If multiple ESX servers (or all of them) are affected, your VM’s are likely all powered off after hard stops, so there is not much you can do but to get on with fixing the issue and trust your backups (you do have backups, right?). This is where array-level snapshots come in handy. In my experience, most if not all VM’s recover after a hard stop like this, but don’t let that keep you from having a robust DR plan.
To correct the issue you must not have any running VM’s on the affected VMFS volumes to alternate volumes. Shut down the VM’s or use Storage VMotion to move running VM’s to alternate LUN’s.
In the VI Client, select the affected ESX host in the Hosts & Clusters view. Switch to the Configuration Tab. Click ‘Advanced Settings’ and then choose the LVM node. Change the LVM.DisallowSnapshotLun from the default setting of ‘1’ to ‘0’ and click OK. Next, rescan your storage from the ‘Configuration | Storage Adapters’ pane. Your missing VMFS volumes should re-appear. You’re doing fine, but not done yet.
Even if the other hosts that use the affected VMFS volume appear to be fine, they will most likely lose access to the volume once a rescan/reboot takes place. You need to perform the LVM.DisallowSnapshotLun = 0 setting change on all ESX servers connected to the volume, followed by a re-scan of your storage.
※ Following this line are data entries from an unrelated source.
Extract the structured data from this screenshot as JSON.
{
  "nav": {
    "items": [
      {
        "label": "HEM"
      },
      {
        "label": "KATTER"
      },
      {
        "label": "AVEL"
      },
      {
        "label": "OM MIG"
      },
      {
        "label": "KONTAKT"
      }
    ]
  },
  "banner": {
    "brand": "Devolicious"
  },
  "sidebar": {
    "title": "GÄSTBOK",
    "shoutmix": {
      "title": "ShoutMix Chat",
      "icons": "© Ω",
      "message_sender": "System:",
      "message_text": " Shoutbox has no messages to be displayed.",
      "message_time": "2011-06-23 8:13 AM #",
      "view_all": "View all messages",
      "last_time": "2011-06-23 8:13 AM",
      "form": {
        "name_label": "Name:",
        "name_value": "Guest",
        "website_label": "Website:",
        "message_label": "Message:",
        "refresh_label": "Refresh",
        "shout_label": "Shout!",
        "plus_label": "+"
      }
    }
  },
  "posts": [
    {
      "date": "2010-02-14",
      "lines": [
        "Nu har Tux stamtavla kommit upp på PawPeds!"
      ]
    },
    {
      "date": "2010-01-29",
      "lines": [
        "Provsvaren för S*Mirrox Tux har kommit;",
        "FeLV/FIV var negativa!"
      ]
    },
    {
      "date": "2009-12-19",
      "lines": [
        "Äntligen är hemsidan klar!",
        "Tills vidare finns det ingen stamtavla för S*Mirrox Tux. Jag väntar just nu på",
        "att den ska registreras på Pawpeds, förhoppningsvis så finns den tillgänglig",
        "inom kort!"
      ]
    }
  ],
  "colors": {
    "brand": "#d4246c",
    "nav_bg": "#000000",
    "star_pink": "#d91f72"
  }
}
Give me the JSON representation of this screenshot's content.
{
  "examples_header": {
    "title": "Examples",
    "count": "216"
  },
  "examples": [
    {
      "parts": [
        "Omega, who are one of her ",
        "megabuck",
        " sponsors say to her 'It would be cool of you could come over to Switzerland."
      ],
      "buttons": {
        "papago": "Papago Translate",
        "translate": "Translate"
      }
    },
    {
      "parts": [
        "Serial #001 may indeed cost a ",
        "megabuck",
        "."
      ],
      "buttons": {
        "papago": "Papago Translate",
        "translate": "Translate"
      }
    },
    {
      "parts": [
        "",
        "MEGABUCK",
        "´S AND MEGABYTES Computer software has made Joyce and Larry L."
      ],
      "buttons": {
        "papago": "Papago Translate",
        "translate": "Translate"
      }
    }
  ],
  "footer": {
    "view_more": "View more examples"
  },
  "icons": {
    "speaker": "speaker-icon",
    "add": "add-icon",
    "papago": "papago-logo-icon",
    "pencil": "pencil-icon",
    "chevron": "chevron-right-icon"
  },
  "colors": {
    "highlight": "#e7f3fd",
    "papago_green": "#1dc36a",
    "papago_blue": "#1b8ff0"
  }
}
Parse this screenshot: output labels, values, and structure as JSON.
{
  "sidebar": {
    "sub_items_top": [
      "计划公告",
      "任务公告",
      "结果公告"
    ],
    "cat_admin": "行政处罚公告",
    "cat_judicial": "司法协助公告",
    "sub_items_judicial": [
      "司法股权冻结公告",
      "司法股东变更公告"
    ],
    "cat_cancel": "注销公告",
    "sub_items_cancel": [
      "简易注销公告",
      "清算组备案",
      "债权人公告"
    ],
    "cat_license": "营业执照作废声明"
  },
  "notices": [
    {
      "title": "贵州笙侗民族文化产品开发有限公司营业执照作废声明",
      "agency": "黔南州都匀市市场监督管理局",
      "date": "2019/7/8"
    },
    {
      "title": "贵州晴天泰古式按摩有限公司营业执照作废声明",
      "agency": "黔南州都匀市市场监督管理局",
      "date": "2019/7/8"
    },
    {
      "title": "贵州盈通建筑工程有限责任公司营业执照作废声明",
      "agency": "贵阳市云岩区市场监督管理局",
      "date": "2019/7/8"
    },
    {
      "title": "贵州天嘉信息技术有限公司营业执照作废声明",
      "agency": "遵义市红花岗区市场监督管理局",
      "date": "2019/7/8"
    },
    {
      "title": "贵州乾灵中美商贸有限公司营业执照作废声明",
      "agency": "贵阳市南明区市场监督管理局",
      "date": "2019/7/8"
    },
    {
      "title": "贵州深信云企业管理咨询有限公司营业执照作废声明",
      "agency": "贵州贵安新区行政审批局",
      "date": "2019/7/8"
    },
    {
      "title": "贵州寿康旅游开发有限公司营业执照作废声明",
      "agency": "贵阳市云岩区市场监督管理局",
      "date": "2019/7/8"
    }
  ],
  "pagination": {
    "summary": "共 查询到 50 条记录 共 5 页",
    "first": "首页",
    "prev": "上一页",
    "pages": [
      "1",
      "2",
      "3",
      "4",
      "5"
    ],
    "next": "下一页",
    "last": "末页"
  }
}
Once all affected ESX servers see the VMFS volumes, change the LVM.DisallowSnapshotLun setting back to the default of 1. Migrate back and/or power up VM’s on the volume and see what the damage is. If you are lucky, everything is good to go. If not, it’s a great time to check out those backups.
If you do not know what caused the storage change, check your ESX logs to try to determine if the server was rebooted or if storage was rescanned. This will give you an idea of when the change occurred – a starting point to work back from to find the root cause. Use this command to get started: less /var/log/vmksummary
Here are some suggestions on how to avoid this problem:
1.) Minimize changes to LUN’s once configured on an ESX.
2.) Coordinate Storage Maintenance with VMware maintenance windows.
3.) Have stand-by storage so you can Storage VMotion running VM’s off of the affected LUNS.
4.) Consider NFS, as NFS volumes are not impacted by resignaturing.
For more information on this problem, or to better understand the advanced settings changes involved, check out the VMware SAN Configuration Guide at http://www.vmware.com/pdf/vi3_35/esx_3/r35u2/vi3_35_25_u2_3_server_config.pdf, page 114, or the VMware iSCSI SAN Configuration Guide at http://www.vmware.com/pdf/vi3_35/esx_3/r35u2/vi3_35_25_u2_iscsi_san_cfg.pdf, page 117.